Given records:
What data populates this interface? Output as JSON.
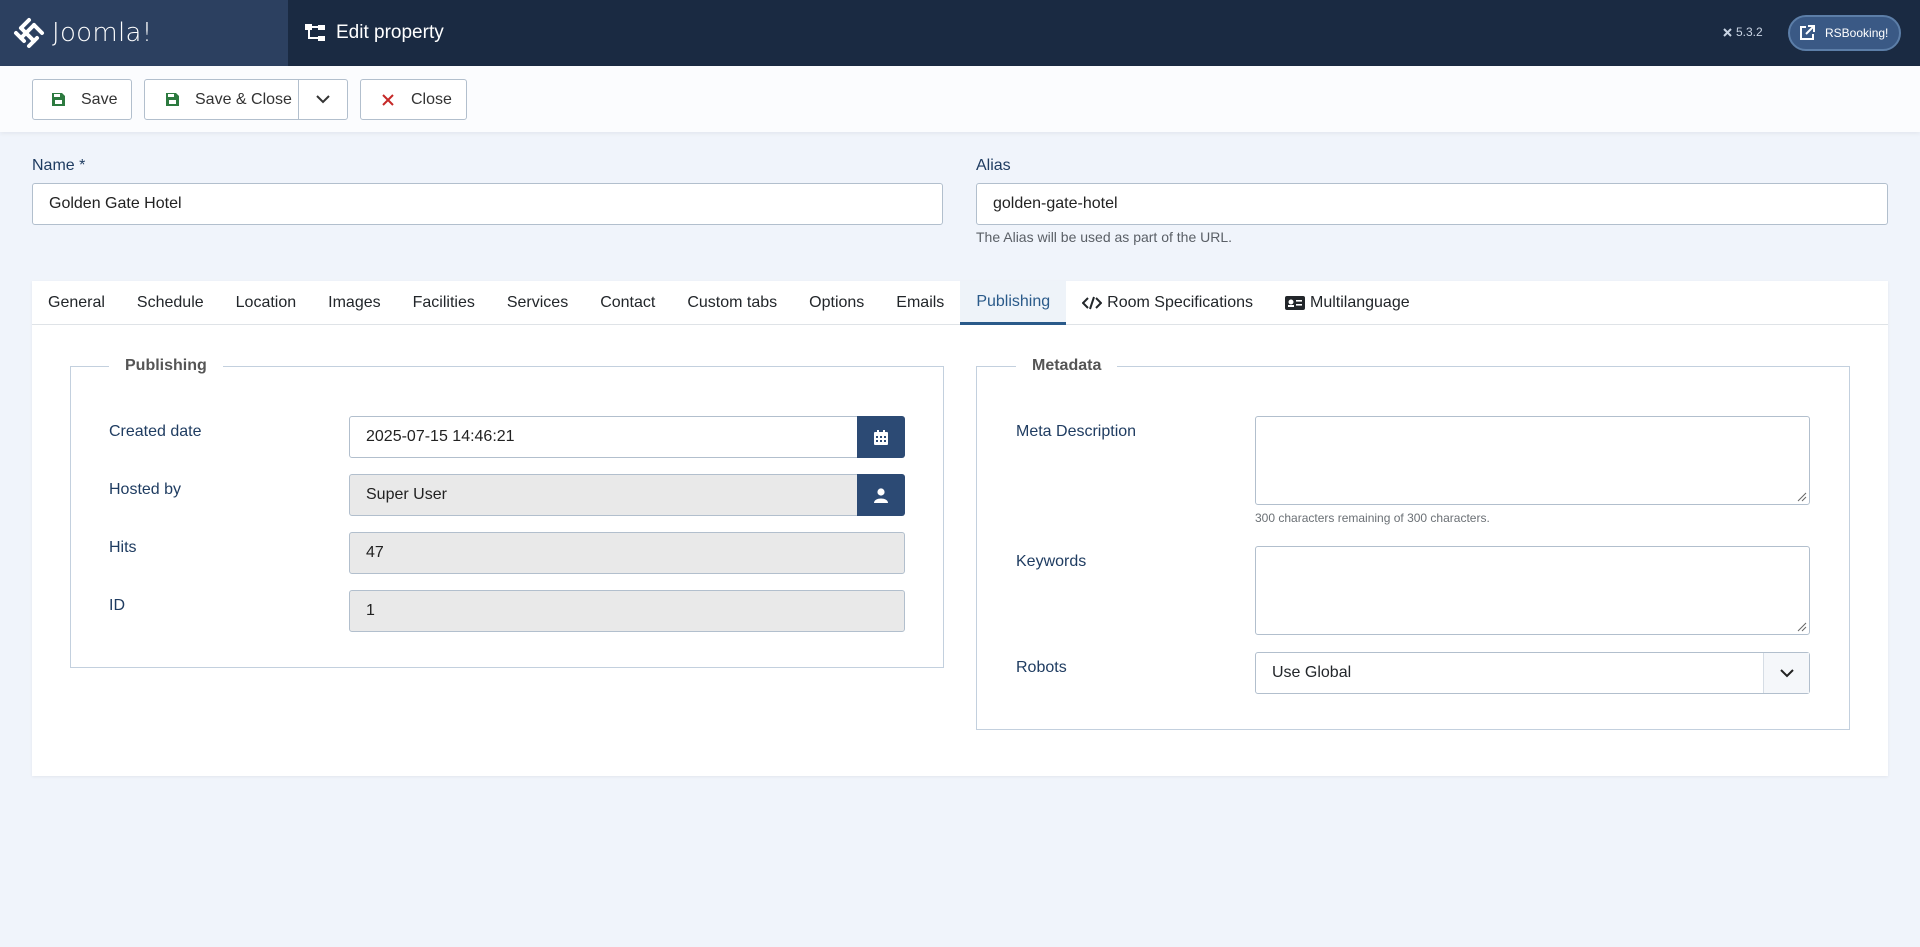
{
  "header": {
    "brand": "Joomla!",
    "page_title": "Edit property",
    "version": "5.3.2",
    "user_button": "RSBooking!"
  },
  "toolbar": {
    "save_label": "Save",
    "save_close_label": "Save & Close",
    "close_label": "Close"
  },
  "form": {
    "name_label": "Name *",
    "name_value": "Golden Gate Hotel",
    "alias_label": "Alias",
    "alias_value": "golden-gate-hotel",
    "alias_help": "The Alias will be used as part of the URL."
  },
  "tabs": [
    "General",
    "Schedule",
    "Location",
    "Images",
    "Facilities",
    "Services",
    "Contact",
    "Custom tabs",
    "Options",
    "Emails",
    "Publishing",
    "Room Specifications",
    "Multilanguage"
  ],
  "active_tab": "Publishing",
  "publishing": {
    "legend": "Publishing",
    "created_date_label": "Created date",
    "created_date_value": "2025-07-15 14:46:21",
    "hosted_by_label": "Hosted by",
    "hosted_by_value": "Super User",
    "hits_label": "Hits",
    "hits_value": "47",
    "id_label": "ID",
    "id_value": "1"
  },
  "metadata": {
    "legend": "Metadata",
    "meta_description_label": "Meta Description",
    "meta_description_value": "",
    "char_counter": "300 characters remaining of 300 characters.",
    "keywords_label": "Keywords",
    "keywords_value": "",
    "robots_label": "Robots",
    "robots_value": "Use Global"
  },
  "colors": {
    "header_bg": "#1a2a42",
    "accent": "#2c4a74",
    "close_icon": "#c52827",
    "save_icon": "#2c7a3f"
  }
}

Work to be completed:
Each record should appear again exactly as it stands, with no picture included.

Response for this exercise:
What data populates this interface? Output as JSON.
{
  "header": {
    "brand": "Joomla!",
    "page_title": "Edit property",
    "version": "5.3.2",
    "user_button": "RSBooking!"
  },
  "toolbar": {
    "save_label": "Save",
    "save_close_label": "Save & Close",
    "close_label": "Close"
  },
  "form": {
    "name_label": "Name *",
    "name_value": "Golden Gate Hotel",
    "alias_label": "Alias",
    "alias_value": "golden-gate-hotel",
    "alias_help": "The Alias will be used as part of the URL."
  },
  "tabs": [
    "General",
    "Schedule",
    "Location",
    "Images",
    "Facilities",
    "Services",
    "Contact",
    "Custom tabs",
    "Options",
    "Emails",
    "Publishing",
    "Room Specifications",
    "Multilanguage"
  ],
  "active_tab": "Publishing",
  "publishing": {
    "legend": "Publishing",
    "created_date_label": "Created date",
    "created_date_value": "2025-07-15 14:46:21",
    "hosted_by_label": "Hosted by",
    "hosted_by_value": "Super User",
    "hits_label": "Hits",
    "hits_value": "47",
    "id_label": "ID",
    "id_value": "1"
  },
  "metadata": {
    "legend": "Metadata",
    "meta_description_label": "Meta Description",
    "meta_description_value": "",
    "char_counter": "300 characters remaining of 300 characters.",
    "keywords_label": "Keywords",
    "keywords_value": "",
    "robots_label": "Robots",
    "robots_value": "Use Global"
  },
  "colors": {
    "header_bg": "#1a2a42",
    "accent": "#2c4a74",
    "close_icon": "#c52827",
    "save_icon": "#2c7a3f"
  }
}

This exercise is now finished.